Data excerpts section start
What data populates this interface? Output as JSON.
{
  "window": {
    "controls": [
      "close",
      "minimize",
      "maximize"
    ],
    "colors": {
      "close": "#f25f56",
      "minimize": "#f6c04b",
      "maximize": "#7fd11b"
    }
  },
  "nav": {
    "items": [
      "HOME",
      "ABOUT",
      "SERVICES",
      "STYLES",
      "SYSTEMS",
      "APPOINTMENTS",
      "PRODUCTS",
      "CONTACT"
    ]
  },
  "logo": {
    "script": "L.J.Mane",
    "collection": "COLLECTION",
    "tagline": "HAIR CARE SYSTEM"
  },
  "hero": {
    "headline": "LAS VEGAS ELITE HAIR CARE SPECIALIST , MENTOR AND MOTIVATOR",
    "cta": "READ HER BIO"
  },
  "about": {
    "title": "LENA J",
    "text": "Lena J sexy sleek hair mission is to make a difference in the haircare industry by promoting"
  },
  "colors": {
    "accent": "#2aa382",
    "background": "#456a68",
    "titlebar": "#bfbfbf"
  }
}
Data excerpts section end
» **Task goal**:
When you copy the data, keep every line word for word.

» **Answer section**:
What data populates this interface? Output as JSON.
{
  "window": {
    "controls": [
      "close",
      "minimize",
      "maximize"
    ],
    "colors": {
      "close": "#f25f56",
      "minimize": "#f6c04b",
      "maximize": "#7fd11b"
    }
  },
  "nav": {
    "items": [
      "HOME",
      "ABOUT",
      "SERVICES",
      "STYLES",
      "SYSTEMS",
      "APPOINTMENTS",
      "PRODUCTS",
      "CONTACT"
    ]
  },
  "logo": {
    "script": "L.J.Mane",
    "collection": "COLLECTION",
    "tagline": "HAIR CARE SYSTEM"
  },
  "hero": {
    "headline": "LAS VEGAS ELITE HAIR CARE SPECIALIST , MENTOR AND MOTIVATOR",
    "cta": "READ HER BIO"
  },
  "about": {
    "title": "LENA J",
    "text": "Lena J sexy sleek hair mission is to make a difference in the haircare industry by promoting"
  },
  "colors": {
    "accent": "#2aa382",
    "background": "#456a68",
    "titlebar": "#bfbfbf"
  }
}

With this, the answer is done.